__WORK REQUEST__
Filter the entries below, keeping only lines with the word "subtotal".

++++++

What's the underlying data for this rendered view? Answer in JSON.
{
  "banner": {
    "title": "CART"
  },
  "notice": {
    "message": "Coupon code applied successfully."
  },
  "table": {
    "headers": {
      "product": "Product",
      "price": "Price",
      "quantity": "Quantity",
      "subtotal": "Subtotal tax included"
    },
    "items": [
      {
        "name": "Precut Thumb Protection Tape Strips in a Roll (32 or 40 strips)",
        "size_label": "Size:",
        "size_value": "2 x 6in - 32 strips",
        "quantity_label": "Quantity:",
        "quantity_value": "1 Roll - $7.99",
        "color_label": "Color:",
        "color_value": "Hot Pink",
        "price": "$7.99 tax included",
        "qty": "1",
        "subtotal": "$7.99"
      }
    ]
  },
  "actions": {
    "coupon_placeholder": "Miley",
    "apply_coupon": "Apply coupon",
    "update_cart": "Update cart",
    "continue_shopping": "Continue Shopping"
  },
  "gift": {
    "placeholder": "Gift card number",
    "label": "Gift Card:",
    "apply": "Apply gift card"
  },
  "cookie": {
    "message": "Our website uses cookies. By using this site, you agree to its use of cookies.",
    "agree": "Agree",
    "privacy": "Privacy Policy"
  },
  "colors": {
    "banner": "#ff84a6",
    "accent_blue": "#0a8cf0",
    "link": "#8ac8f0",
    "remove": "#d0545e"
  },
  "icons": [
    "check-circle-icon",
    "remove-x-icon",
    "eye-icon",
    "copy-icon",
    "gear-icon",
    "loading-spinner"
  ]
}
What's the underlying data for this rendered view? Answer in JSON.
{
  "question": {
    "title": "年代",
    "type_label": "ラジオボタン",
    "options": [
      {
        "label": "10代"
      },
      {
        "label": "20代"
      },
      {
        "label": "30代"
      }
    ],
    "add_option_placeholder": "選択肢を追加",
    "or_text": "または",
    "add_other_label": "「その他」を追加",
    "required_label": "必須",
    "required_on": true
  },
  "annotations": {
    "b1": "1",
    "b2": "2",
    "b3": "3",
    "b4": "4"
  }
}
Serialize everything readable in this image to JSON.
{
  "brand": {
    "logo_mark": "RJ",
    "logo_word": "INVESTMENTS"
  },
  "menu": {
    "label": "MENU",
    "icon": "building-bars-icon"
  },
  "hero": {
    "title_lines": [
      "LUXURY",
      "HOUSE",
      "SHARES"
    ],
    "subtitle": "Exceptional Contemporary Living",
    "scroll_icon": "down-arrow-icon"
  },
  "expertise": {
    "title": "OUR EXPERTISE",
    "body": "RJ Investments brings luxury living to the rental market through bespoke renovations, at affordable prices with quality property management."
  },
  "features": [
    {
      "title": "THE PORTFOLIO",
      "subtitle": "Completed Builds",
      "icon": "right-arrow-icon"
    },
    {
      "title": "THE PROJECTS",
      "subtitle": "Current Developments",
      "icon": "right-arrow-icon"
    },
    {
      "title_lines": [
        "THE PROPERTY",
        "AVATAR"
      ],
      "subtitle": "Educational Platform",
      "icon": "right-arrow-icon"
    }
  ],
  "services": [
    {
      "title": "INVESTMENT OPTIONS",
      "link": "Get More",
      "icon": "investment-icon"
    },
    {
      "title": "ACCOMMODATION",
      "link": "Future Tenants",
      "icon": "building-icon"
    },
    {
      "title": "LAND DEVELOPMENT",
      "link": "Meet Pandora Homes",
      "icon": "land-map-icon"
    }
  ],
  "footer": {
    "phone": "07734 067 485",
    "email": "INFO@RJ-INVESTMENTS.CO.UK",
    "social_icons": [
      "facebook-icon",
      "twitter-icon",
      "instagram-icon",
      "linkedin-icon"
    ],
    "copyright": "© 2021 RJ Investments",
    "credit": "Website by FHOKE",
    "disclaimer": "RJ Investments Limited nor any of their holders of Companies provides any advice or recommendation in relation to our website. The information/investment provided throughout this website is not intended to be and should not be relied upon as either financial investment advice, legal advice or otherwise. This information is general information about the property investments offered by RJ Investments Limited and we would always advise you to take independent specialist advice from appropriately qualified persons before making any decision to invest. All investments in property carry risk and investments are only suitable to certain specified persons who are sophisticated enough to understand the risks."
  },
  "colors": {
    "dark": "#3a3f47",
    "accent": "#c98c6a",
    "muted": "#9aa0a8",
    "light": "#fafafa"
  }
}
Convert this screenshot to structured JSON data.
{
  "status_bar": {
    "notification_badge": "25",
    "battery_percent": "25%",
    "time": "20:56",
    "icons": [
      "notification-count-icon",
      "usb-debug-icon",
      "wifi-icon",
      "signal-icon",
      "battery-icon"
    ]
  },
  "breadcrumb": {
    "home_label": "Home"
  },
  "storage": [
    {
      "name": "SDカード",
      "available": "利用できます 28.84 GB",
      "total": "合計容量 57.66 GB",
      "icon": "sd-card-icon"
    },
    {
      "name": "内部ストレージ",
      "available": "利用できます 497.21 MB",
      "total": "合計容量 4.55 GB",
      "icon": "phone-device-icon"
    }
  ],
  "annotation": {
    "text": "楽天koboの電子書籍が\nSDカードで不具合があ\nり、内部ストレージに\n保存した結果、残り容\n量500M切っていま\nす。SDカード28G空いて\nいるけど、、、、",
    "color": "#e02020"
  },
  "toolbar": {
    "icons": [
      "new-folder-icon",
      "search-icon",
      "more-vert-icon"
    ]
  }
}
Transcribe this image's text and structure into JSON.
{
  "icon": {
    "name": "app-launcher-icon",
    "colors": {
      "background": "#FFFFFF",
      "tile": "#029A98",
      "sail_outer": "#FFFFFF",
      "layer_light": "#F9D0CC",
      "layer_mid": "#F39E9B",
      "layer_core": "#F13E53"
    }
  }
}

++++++

__RESULT__
      "subtotal": "Subtotal tax included"
        "subtotal": "$7.99"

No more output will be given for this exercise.